Pictures aside, write every record out again word for word.

[Excerpts from an interface dataset]
↓

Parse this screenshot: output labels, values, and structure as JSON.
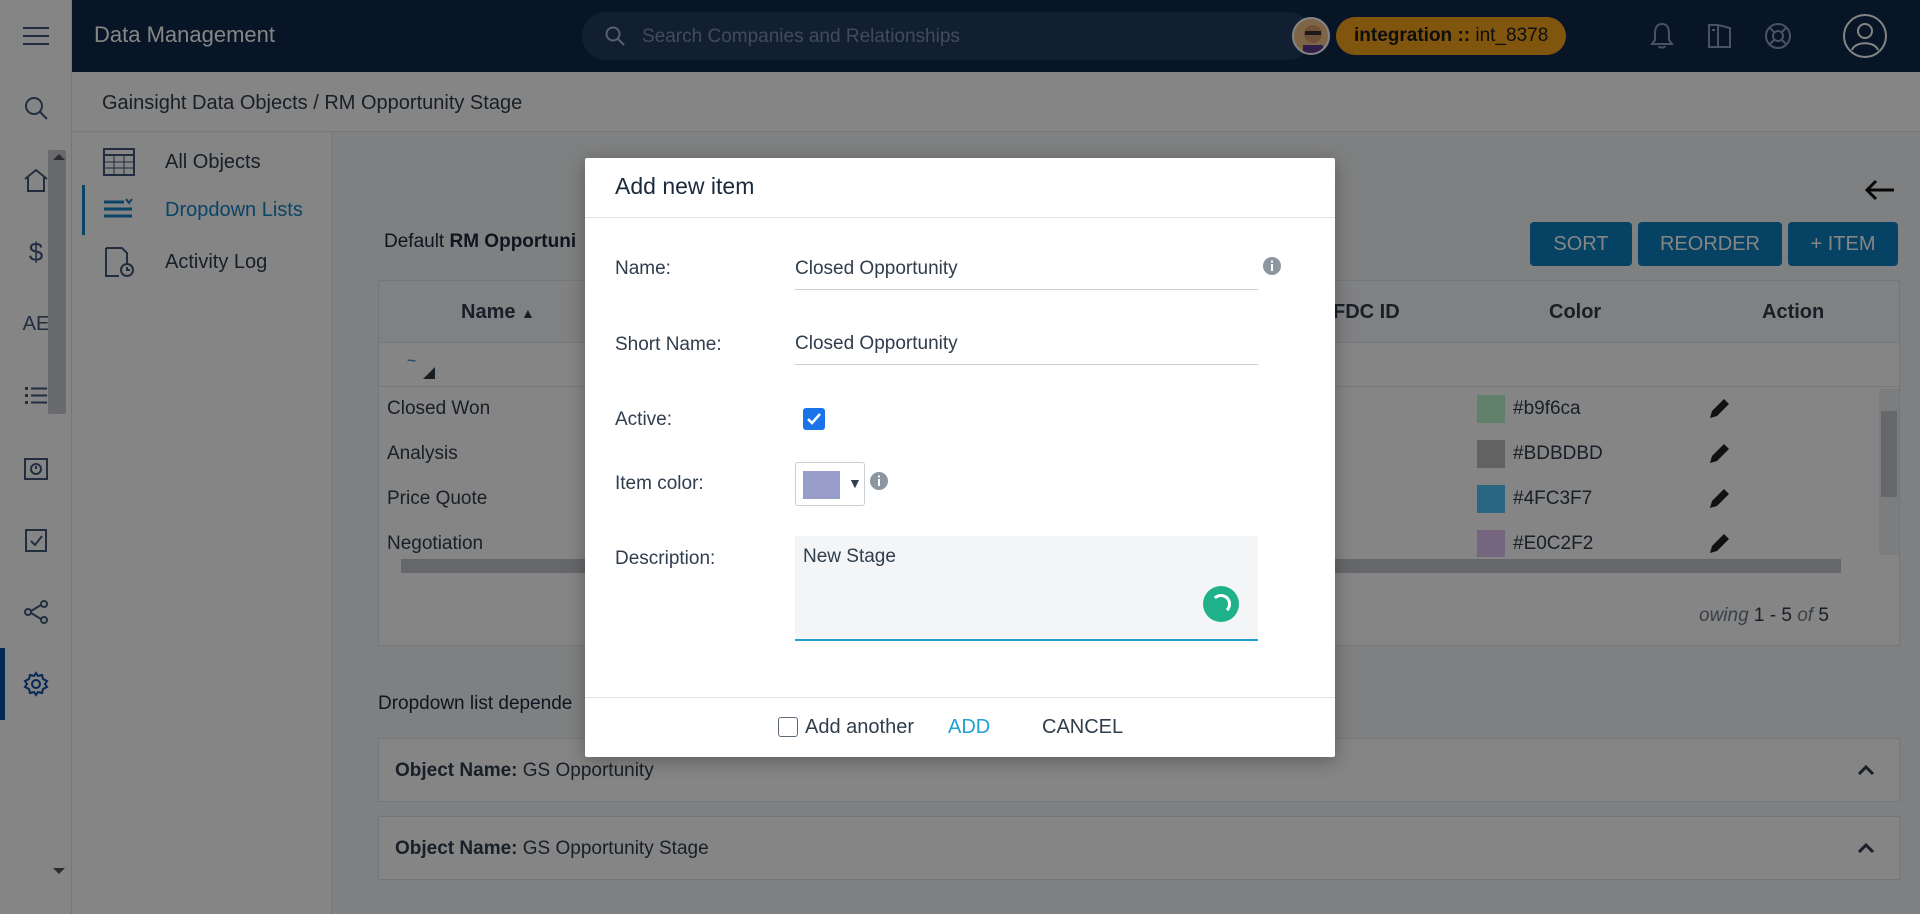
{
  "header": {
    "app_title": "Data Management",
    "search_placeholder": "Search Companies and Relationships",
    "tenant_prefix": "integration",
    "tenant_sep": " :: ",
    "tenant_id": "int_8378"
  },
  "breadcrumb": "Gainsight Data Objects / RM Opportunity Stage",
  "rail": {
    "ab_label": "AE"
  },
  "sidenav": [
    {
      "label": "All Objects",
      "icon": "table-icon"
    },
    {
      "label": "Dropdown Lists",
      "icon": "list-icon",
      "active": true
    },
    {
      "label": "Activity Log",
      "icon": "log-icon"
    }
  ],
  "main": {
    "default_prefix": "Default ",
    "default_bold": "RM Opportuni",
    "buttons": {
      "sort": "SORT",
      "reorder": "REORDER",
      "item": "+ ITEM"
    },
    "columns": {
      "name": "Name",
      "sfdc": "FDC ID",
      "color": "Color",
      "action": "Action"
    },
    "rows": [
      {
        "name": "Closed Won",
        "color": "#b9f6ca",
        "swatch": "#b9f6ca"
      },
      {
        "name": "Analysis",
        "color": "#BDBDBD",
        "swatch": "#BDBDBD"
      },
      {
        "name": "Price Quote",
        "color": "#4FC3F7",
        "swatch": "#4FC3F7"
      },
      {
        "name": "Negotiation",
        "color": "#E0C2F2",
        "swatch": "#E0C2F2"
      }
    ],
    "pager": {
      "prefix": "owing ",
      "range": "1 - 5",
      "of": " of ",
      "total": "5"
    },
    "dependency_label": "Dropdown list depende",
    "accordions": [
      {
        "key": "Object Name:",
        "value": " GS Opportunity"
      },
      {
        "key": "Object Name:",
        "value": " GS Opportunity Stage"
      }
    ]
  },
  "modal": {
    "title": "Add new item",
    "name_label": "Name:",
    "name_value": "Closed Opportunity",
    "short_name_label": "Short Name:",
    "short_name_value": "Closed Opportunity",
    "active_label": "Active:",
    "active_checked": true,
    "item_color_label": "Item color:",
    "item_color_value": "#979dc8",
    "description_label": "Description:",
    "description_value": "New Stage",
    "add_another_label": "Add another",
    "add_label": "ADD",
    "cancel_label": "CANCEL"
  }
}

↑

**WRITTEN ANSWER:**
Parse this screenshot: output labels, values, and structure as JSON.
{
  "header": {
    "app_title": "Data Management",
    "search_placeholder": "Search Companies and Relationships",
    "tenant_prefix": "integration",
    "tenant_sep": " :: ",
    "tenant_id": "int_8378"
  },
  "breadcrumb": "Gainsight Data Objects / RM Opportunity Stage",
  "rail": {
    "ab_label": "AE"
  },
  "sidenav": [
    {
      "label": "All Objects",
      "icon": "table-icon"
    },
    {
      "label": "Dropdown Lists",
      "icon": "list-icon",
      "active": true
    },
    {
      "label": "Activity Log",
      "icon": "log-icon"
    }
  ],
  "main": {
    "default_prefix": "Default ",
    "default_bold": "RM Opportuni",
    "buttons": {
      "sort": "SORT",
      "reorder": "REORDER",
      "item": "+ ITEM"
    },
    "columns": {
      "name": "Name",
      "sfdc": "FDC ID",
      "color": "Color",
      "action": "Action"
    },
    "rows": [
      {
        "name": "Closed Won",
        "color": "#b9f6ca",
        "swatch": "#b9f6ca"
      },
      {
        "name": "Analysis",
        "color": "#BDBDBD",
        "swatch": "#BDBDBD"
      },
      {
        "name": "Price Quote",
        "color": "#4FC3F7",
        "swatch": "#4FC3F7"
      },
      {
        "name": "Negotiation",
        "color": "#E0C2F2",
        "swatch": "#E0C2F2"
      }
    ],
    "pager": {
      "prefix": "owing ",
      "range": "1 - 5",
      "of": " of ",
      "total": "5"
    },
    "dependency_label": "Dropdown list depende",
    "accordions": [
      {
        "key": "Object Name:",
        "value": " GS Opportunity"
      },
      {
        "key": "Object Name:",
        "value": " GS Opportunity Stage"
      }
    ]
  },
  "modal": {
    "title": "Add new item",
    "name_label": "Name:",
    "name_value": "Closed Opportunity",
    "short_name_label": "Short Name:",
    "short_name_value": "Closed Opportunity",
    "active_label": "Active:",
    "active_checked": true,
    "item_color_label": "Item color:",
    "item_color_value": "#979dc8",
    "description_label": "Description:",
    "description_value": "New Stage",
    "add_another_label": "Add another",
    "add_label": "ADD",
    "cancel_label": "CANCEL"
  }
}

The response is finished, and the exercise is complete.